According to a press release, the Arkansas Colleges of Health Education signed a memorandum of understanding with the Seoul, South Korea, hospital. The two organizations hope to provide “cultural learning exchanges” between their doctors.

ACHE President Brian Kim, born in South Korea, helped create the partnership. The release says he developed relationships with many hospitals in his previous role at the American Osteopathic Association.

Kim was hired in July to handle the day-to-day activities of ARCOM, oversee its current academic programs, and help develop the school’s future programs.

“As ARCOM develops its osteopathic medical education curriculum for students to practice locally, we want them to have not only national but (a) global perspective for patient care,” Kim said in the release. “It will broaden our students’ abilities to approach their patients with mind, body, and spirit medicine, which will ultimately help us fulfill our mission to educate competent, caring, and compassionate physicians to practice in Arkansas.”

ARCOM prides itself on partnerships with other medical institutions. ACHE CEO Kyle Parker said at the beginning of this year the school works with Baptist Health, Mercy Health, all the major hospitals in the state of Arkansas, Unity Health clinics in Arkansas, as well as several hospitals in Oklahoma for rotations and residency program placements.

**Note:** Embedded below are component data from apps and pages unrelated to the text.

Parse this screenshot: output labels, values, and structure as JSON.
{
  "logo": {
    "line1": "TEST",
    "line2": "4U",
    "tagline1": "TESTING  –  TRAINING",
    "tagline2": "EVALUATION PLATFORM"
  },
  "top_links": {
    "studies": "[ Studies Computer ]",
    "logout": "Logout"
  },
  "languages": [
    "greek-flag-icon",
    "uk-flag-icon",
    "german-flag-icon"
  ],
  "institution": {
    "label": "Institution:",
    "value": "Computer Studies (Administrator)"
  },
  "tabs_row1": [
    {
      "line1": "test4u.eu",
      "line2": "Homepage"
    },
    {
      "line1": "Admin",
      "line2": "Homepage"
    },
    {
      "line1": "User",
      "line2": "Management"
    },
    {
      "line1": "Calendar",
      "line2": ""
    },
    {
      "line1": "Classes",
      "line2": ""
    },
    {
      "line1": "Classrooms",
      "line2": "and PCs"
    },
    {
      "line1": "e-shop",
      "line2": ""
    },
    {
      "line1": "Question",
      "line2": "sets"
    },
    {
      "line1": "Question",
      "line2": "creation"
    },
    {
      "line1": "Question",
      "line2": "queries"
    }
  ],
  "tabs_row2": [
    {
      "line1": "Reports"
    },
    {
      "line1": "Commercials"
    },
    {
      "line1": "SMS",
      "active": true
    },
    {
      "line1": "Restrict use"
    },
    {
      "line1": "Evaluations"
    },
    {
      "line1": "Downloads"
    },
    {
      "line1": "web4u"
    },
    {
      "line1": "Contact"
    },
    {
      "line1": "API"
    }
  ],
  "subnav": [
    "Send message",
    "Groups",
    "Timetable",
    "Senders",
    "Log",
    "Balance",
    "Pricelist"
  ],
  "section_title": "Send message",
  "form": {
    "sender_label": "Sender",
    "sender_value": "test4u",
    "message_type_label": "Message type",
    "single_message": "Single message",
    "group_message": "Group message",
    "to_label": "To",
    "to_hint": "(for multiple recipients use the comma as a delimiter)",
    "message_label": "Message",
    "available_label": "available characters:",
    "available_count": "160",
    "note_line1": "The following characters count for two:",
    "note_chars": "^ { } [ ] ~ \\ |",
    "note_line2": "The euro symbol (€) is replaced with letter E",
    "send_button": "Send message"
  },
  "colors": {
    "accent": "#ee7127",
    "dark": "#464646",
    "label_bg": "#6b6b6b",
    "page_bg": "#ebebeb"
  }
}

Working with other medical facilities, whether down the street or across the world, is intended to give students a well-rounded education to properly serve those who are often overlooked because of their background, Parker said at the time. This is yet another chance to do so.

ARCOM plans to select students to complete a two-week clinical rotation in Seoul to study nontraditional, non-Western medical techniques. Second-year students will have the opportunity to shadow physicians, while third- and fourth-year students will work alongside the Jaseng doctors.

Jaseng is a network of hospitals in South Korea known for its noninvasive treatments, particularly of joint and spinal disorders. It marries holistic healing techniques, such as acupuncture and “cupping,” with modern science and technology to provide quality patient care. It has multiple facilities stateside in Southern California.

Plans for students to visit Seoul are tentatively scheduled for June 2020, depending on the ability to raise funds for the trip.

“We want our students to look at more than just conventional approaches,” Kim said in the release. “This opportunity presents our students with another tool in their medical bag, with a broader depth of experience that they will translate into a more compassionate approach to serving the underserved.”

Partnering with the hospital will also provide for the two institutions to learn from each other. ARCOM faculty will present lectures on research project and medical techniques while in Seoul, and doctors from Jaseng will come to Fort Smith to share their work.

“I wish I could really tell you what it means to this city,” Mayor George McGill said at ACHE’s five-year celebration in April. “It’s incredible, and it’s the one thing I talk about very often — the impact this medical school and all its bold vision has meant to Fort Smith and all of the River Valley. We’re very blessed to have you here.”